Other CTB Features— Customized Workstations Integrated Online Supports for: o o o Building capacity (e. g. , tailored links to tools) Documentation and participatory evaluation (e. g. , recording accomplishments, graphing, analyzing the contribution) Co-learning within and across initiatives (e. g. , shared sense making, reporting to different audiences)
Online Documentation and Support System • Components • Features – Track work over time – Produce reports and graphs – Enhances the success of community work
Health for All Partnership Community and System Changes
Creating and Maintaining Coalitions and Partnerships Community Tool Box Toolkit ØToolkit—Developing a plan with core tasks
Working Together for Community Change • Community Capacity– Ability of members to bring about change and improvement—over time and across different issues
Working Together for Community Change • Community/Systems Change– New or modified programs, policies and practices brought about by the group and related to its purpose.
Working Together for Community Change • The Nature of Community Work: – – – Larger than any one person or organization Dynamic and adaptive Problems and goals are inter-related Self-determination Involves working together on things that matter
Determining the conditions for starting a coalition or partnership Why start a coalition? – – – – – To address an urgent situation To empower the community To obtain or provide services To increase efficiency and effectiveness To combine resources To increase communication To plan community-wide efforts To develop political clout To create long-term, permanent social change
Creating a Coalition or Collaborative Partnership Establishing a Coalition 1. Assemble the coalition’s membership 2. Briefly outline a vision and mission for the group 3. State the objectives, needed resources/ relationships, and key agents of change

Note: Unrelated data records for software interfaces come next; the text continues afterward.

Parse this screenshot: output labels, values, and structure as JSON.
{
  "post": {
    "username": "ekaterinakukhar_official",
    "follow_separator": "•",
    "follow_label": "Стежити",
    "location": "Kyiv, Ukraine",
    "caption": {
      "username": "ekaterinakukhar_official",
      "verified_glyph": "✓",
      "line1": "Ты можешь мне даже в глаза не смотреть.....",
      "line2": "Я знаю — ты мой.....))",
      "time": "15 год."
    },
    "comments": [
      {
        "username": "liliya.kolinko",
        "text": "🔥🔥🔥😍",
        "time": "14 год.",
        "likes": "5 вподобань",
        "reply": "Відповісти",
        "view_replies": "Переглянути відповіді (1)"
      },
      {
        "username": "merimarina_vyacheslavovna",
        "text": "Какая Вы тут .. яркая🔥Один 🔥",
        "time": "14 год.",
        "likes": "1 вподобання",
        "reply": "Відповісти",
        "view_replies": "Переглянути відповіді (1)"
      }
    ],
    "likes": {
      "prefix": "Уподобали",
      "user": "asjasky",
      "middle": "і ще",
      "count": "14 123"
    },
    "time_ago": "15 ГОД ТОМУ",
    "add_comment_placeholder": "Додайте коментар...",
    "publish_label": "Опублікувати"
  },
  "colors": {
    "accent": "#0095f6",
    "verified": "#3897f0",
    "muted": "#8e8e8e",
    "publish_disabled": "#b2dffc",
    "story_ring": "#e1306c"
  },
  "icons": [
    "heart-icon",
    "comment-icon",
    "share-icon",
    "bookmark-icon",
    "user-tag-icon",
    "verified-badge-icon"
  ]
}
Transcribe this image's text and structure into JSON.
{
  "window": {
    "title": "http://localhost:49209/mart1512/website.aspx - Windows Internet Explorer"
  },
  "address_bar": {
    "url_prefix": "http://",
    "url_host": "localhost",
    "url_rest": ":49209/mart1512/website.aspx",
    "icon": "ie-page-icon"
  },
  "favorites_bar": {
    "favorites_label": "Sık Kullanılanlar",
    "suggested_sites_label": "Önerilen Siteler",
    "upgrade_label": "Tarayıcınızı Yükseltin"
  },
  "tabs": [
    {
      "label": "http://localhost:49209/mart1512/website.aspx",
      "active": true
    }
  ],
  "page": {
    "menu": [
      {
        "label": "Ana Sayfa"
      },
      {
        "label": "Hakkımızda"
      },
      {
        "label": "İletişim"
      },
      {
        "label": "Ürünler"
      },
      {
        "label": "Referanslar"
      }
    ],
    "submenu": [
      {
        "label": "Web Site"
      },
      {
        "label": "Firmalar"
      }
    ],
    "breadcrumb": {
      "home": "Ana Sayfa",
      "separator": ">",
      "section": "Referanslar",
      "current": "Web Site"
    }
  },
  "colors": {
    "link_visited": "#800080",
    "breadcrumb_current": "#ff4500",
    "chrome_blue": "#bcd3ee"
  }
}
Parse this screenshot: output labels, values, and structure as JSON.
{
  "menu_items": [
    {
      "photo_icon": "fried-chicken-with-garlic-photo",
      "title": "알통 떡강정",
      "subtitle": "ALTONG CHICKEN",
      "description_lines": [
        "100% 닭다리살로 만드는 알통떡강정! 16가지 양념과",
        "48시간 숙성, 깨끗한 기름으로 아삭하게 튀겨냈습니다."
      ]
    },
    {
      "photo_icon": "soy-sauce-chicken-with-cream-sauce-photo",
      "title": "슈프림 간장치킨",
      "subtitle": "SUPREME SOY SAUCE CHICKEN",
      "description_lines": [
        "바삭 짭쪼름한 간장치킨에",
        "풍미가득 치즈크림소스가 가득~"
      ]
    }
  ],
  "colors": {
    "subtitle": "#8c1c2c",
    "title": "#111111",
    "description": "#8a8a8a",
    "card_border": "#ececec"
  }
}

Creating a Coalition or Collaborative Partnership Establishing a Coalition Cont. 4. Describe potential barriers or opposition 5. Describe the probable structure your collaborative partnership will take as an organization
Creating a Coalition or Collaborative Partnership • Some guidelines: Communicate! Be inclusive and participatory Network Set concrete, reachable goals Be creative about meetings Be realistic about what you can do Acknowledge diversity among your members, their ideas and their beliefs – Praise and reward outstanding contributions, – Celebrate your success! – – – –

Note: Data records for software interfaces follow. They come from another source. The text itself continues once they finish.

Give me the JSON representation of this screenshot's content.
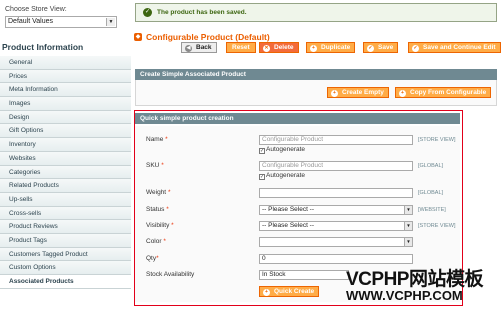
{
  "sidebar": {
    "store_view_label": "Choose Store View:",
    "store_view_value": "Default Values",
    "title": "Product Information",
    "tabs": [
      {
        "label": "General"
      },
      {
        "label": "Prices"
      },
      {
        "label": "Meta Information"
      },
      {
        "label": "Images"
      },
      {
        "label": "Design"
      },
      {
        "label": "Gift Options"
      },
      {
        "label": "Inventory"
      },
      {
        "label": "Websites"
      },
      {
        "label": "Categories"
      },
      {
        "label": "Related Products"
      },
      {
        "label": "Up-sells"
      },
      {
        "label": "Cross-sells"
      },
      {
        "label": "Product Reviews"
      },
      {
        "label": "Product Tags"
      },
      {
        "label": "Customers Tagged Product"
      },
      {
        "label": "Custom Options"
      },
      {
        "label": "Associated Products"
      }
    ],
    "active_tab": "Associated Products"
  },
  "message": {
    "text": "The product has been saved."
  },
  "header": {
    "title": "Configurable Product (Default)",
    "buttons": {
      "back": "Back",
      "reset": "Reset",
      "delete": "Delete",
      "duplicate": "Duplicate",
      "save": "Save",
      "save_continue": "Save and Continue Edit"
    }
  },
  "create_simple": {
    "title": "Create Simple Associated Product",
    "create_empty": "Create Empty",
    "copy_from_configurable": "Copy From Configurable"
  },
  "quick_create": {
    "title": "Quick simple product creation",
    "name": {
      "label": "Name",
      "req": "*",
      "value": "Configurable Product",
      "autogenerate": "Autogenerate",
      "scope": "[STORE VIEW]"
    },
    "sku": {
      "label": "SKU",
      "req": "*",
      "value": "Configurable Product",
      "autogenerate": "Autogenerate",
      "scope": "[GLOBAL]"
    },
    "weight": {
      "label": "Weight",
      "req": "*",
      "value": "",
      "scope": "[GLOBAL]"
    },
    "status": {
      "label": "Status",
      "req": "*",
      "value": "-- Please Select --",
      "scope": "[WEBSITE]"
    },
    "visibility": {
      "label": "Visibility",
      "req": "*",
      "value": "-- Please Select --",
      "scope": "[STORE VIEW]"
    },
    "color": {
      "label": "Color",
      "req": "*",
      "value": ""
    },
    "qty": {
      "label": "Qty",
      "req": "*",
      "value": "0"
    },
    "stock": {
      "label": "Stock Availability",
      "value": "In Stock"
    },
    "button": "Quick Create"
  },
  "watermark": {
    "line1": "VCPHP网站模板",
    "line2": "WWW.VCPHP.COM"
  },
  "colors": {
    "accent": "#eb5e00",
    "panel_header": "#6f8992",
    "button": "#ffac47",
    "highlight_border": "#e2001a"
  }
}
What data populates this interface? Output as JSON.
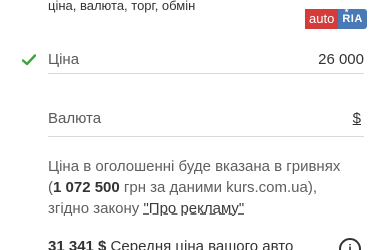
{
  "subheader": "ціна, валюта, торг, обмін",
  "logo": {
    "auto": "auto",
    "ria": "RIA"
  },
  "price": {
    "label": "Ціна",
    "value": "26 000"
  },
  "currency": {
    "label": "Валюта",
    "value": "$"
  },
  "note": {
    "line1": "Ціна в оголошенні буде вказана в гривнях",
    "uah_open": "(",
    "uah_amount": "1 072 500",
    "uah_rest": " грн за даними kurs.com.ua),",
    "law_prefix": "згідно закону ",
    "law_link": "\"Про рекламу\""
  },
  "average": {
    "amount": "31 341 $",
    "text": " Середня ціна вашого авто"
  },
  "icons": {
    "check": "check-icon",
    "info": "info-icon"
  },
  "colors": {
    "check": "#3aa53a",
    "logo_auto": "#d43c3c",
    "logo_ria": "#4a7ab5"
  }
}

Working Together for Community Change • Some Factors Affecting Success – Clear Vision and Mission – Action Planning – Leadership – Resources for Community Change Agents – Documentation and Feedback – Technical Assistance – Making Outcomes Matter
Online Tour • New Work. Stations – Online Documentation and Support System • Community Tool Box

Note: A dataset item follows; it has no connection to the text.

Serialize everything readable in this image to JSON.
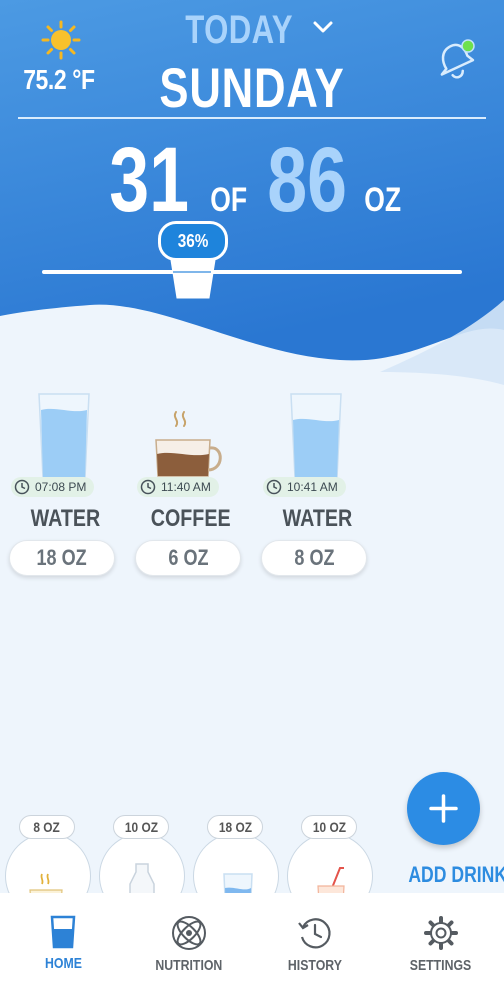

Health Literacy & the Community Tool Box • • • Multiple factors contribute to health literacy (e. g. , personal and environmental factors) Complex problem Requires a coalition/partnership collaborative approach to solve the problem There is a need to improve coalition functioning and a scarcity of studies related to their functioning CTB provides that support (e. g. , factors that affect coalition functioning and the production of changes related to literacy)
Contact Information Steve Fawcett, KU Workgroup Director [email protected] edu Jerry Schultz, Co-Director [email protected] edu Christina Holt, Director of Training and Technical support, [email protected] edu Nikki Keene, Graduate Research Assistant, [email protected] edu
Creating and Maintaining Coalitions and Partnerships • For more information or inquiries about the Tool Box, the CTB Curriculum, please email [email protected] edu or call (866) 770 -8162. • Best wishes to you in your collaborative work!